With anime, the original openings served more-or-less the same purpose as openings of adult dramas or really any TV show that wasn’t meant for kids. They served to set the mood, to establish themes. But, since animation had a reputation of only being for kids in America, popular anime were all edited and censored to be kids’ shows for their English dub. And so, the theme songs had to be changed to compete with other shows, the openings being made much shorter and filled with action-packed clips of the series, visual hooks to keep kids watching. This is how we got such hits as One Piece’s Dub opening, Kirby: Right Back At Ya!’s boppin’ Jazz track, Sonic X’s (eventually meme-inspiring) “Gotta Go Fast,” Digimon Frontier’s chant-heavy “World For Us All,” and Shaman King’s catchy-as-hell theme song, all of which have no right to rock as hard as they do.
But the system wasn’t perfect. It also produced results like Saint Seiya’s conversion into Knights of the Zodiac, featuring a Bowling For Soup cover of a Flock of Seagulls song. Or consider Rave Master’s “Rave-olution,” which was written and performed by Reel Big Fish. Both of these were failed attempts to use popular bands of the time to boost appeal. Other attempts to be “hip with the kids” would mean incorporating hip-hop and rap elements, like with Monster Rancher’s opening, and Dragon Ball GT’s… whatever this is. There were also some genuine stinkers, like Beyblade’s opening and the maybe-a-little-racist theme song of Fighting Foodons. Then there were the lazier efforts that simply put an instrumental over eye-catching clips from the show, such as Zoids and Naruto’s first dub opening.
The Death of the Dub Theme Song
So what happened to the dub opening? By 2010, it was practically extinct, and to this day, it really only exists in legacy series — long-running kids’ franchises like Pokémon and Beyblade where it’s tradition to have an alternate dub theme song. The death of the dub opening is due to a combination of a few different things.
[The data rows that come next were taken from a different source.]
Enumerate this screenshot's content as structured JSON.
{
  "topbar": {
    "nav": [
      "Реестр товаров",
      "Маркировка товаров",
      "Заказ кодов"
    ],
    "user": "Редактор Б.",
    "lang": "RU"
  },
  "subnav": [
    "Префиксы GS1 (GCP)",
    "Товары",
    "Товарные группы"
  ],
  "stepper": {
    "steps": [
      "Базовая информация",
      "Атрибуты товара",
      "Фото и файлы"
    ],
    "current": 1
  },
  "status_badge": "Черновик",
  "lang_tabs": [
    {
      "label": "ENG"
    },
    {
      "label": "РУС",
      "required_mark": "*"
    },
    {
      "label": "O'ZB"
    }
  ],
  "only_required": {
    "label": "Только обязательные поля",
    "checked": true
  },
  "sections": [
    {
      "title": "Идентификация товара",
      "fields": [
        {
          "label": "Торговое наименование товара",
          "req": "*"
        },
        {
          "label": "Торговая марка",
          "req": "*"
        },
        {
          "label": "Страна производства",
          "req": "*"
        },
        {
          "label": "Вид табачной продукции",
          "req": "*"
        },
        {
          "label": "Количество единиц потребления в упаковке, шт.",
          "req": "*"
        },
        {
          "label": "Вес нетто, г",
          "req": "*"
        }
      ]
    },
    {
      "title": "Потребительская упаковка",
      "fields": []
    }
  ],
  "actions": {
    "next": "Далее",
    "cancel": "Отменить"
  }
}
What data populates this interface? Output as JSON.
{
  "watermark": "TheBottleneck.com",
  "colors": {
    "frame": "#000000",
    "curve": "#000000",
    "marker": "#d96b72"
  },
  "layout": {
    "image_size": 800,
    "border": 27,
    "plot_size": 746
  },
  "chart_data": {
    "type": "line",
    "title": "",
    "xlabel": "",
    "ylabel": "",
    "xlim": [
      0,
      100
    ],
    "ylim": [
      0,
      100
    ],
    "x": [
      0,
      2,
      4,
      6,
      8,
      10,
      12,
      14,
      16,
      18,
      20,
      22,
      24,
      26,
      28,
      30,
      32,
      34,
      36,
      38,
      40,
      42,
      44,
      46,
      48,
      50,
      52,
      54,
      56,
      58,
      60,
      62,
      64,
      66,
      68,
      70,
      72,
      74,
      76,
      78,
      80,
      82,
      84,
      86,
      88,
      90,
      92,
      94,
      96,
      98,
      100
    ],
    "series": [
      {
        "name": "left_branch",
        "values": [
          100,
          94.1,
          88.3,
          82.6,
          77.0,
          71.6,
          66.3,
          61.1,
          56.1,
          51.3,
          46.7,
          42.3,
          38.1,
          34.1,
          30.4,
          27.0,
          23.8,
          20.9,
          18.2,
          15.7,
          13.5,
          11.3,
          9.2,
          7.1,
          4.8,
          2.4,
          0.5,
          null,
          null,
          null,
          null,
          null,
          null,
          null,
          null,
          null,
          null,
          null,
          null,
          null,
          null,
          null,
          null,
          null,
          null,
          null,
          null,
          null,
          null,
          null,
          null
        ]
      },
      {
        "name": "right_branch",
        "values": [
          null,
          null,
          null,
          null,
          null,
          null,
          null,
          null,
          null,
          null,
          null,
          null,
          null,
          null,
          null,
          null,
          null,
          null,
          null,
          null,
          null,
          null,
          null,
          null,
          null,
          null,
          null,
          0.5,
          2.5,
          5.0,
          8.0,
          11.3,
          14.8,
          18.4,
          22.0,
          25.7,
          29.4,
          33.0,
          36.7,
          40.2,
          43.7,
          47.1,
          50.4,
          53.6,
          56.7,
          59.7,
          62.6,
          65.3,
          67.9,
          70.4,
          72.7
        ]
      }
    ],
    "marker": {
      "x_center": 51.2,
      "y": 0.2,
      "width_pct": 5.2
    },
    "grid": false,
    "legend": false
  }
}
Partly, it’s a result of the mainstreaming of anime in the US and the collapse of companies like 4Kids. But another significant factor is the advent of streaming services, and before that, widespread DVD distribution. Anime isn’t competing for attention on American television anymore. You can choose what you want to watch whenever you want to watch it, thus the dub opening isn’t needed to hook viewers in with flashy, action-packed clips. What was once the norm is now a thing of the past, a strange relic that only lives as nostalgia for some, embarrassing memories for others.
But, for kids of the ‘90s and early 2000’s, the Americanized dub with a wacky opening was the only way we knew anime. So while we look back on the dubious dubs of anime past and their cheesy Americanized openings with facepalms and regret, there’s no denying that, by many accounts, the dub openings did their job. We got hooked on these shows, and by extension, hooked on anime as a whole. We may never want to hear that old One Piece opening ever again, but without it, I, and many other fans my age, may have never formed a lifelong love of anime.